Morgan & Morgan advises companies and individuals in matters pertaining to the Panamanian taxation system, including special taxes regimes. The firm has an experienced team of attorneys with broad knowledge in tax law addressing all sorts of industries, such as, financial services, technology, shipping, energy, real estate, intellectual property, retail and wholesale business, who can readily identify obstacles and solutions but mostly the opportunities clients can expect to achieve upon making business in Panama.
Enrique Jimenez and Maria Eugenia Brenes recognized in The World´s Leading Trademark Professionals 2018
The World´s Trademark Review, which focuses exclusively on trademark lawyers and trademark law, has become the “definitive source of information” for those seeking first rate experience in the field. As in all its prior publications, this year the search was exhaustive to identify the outstanding firms and lawyers in this critical area. The factors influencing the classification are: years of experience, market presence, and level of day-to-day work, as well as feedback from colleagues and clients.

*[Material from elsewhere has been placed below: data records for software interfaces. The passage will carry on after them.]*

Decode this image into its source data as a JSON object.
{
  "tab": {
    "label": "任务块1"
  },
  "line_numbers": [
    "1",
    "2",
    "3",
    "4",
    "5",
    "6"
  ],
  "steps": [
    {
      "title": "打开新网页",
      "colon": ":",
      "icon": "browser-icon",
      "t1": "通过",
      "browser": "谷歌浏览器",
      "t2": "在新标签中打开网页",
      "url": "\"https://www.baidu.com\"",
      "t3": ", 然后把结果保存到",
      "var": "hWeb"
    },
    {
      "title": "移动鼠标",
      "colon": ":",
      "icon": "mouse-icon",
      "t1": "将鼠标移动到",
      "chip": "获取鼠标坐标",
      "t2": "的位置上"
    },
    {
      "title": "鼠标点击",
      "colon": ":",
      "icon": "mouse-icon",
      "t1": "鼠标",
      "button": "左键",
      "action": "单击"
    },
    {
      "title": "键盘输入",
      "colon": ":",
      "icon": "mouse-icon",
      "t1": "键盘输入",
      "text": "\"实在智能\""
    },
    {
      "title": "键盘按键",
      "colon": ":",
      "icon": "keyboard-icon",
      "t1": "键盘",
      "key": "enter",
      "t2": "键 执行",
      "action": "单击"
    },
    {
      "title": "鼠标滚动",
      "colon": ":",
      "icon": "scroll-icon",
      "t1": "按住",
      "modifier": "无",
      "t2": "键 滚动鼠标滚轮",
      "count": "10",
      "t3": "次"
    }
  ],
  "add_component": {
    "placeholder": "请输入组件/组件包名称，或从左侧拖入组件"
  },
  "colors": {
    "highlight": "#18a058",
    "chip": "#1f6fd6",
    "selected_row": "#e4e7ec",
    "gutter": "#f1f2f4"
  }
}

To see the complete ranking please click here.
About Morgan & Morgan
Morgan & Morgan has one of the most complete Intellectual Property Departments in Panama. The firm advises clients in the filing and registration of trademarks, service marks, slogans, trade names, inventions, utility models, industrial designs and plant varieties under Industrial Property Law, among others. Our attorneys are specialists in the drafting and reviewing of License and Franchise Agreements, assisting clients in all the regulatory proceedings for registering such license agreements and franchises of trademarks before the Industrial Property and IP Directorates.
Morgan & Morgan advised Hidrotenencias, S.A., with respect to the sale of its hydroelectric generation business to EnfraGen Spain, S.A.
Morgan & Morgan acted as Panamanian counsel to the shareholders of Hidrotenencias, S.A., a company that owns and operates three run-of-the-river hydropower plants located in the province of Chiriqui, in connection with the sale of their stake in the company to EnfranGen Spain, S.A.
This cross-border transaction, which involved attorneys from Panama and the United States of America, consisted in the sale of the 100% of the shares of Hidrotenencias, S.A., which in turns owns 100% of the shares of Las Perlas Sur, S.A., Las Perlas Norte, S.A. and Istmus Hydro Power Corp., corporations with hydroelectric generation concessions in the Republic of Panama.
Partner Francisco Arias G., senior associate Roberto Vidal and associate Cristina De Roux, participated in this transaction.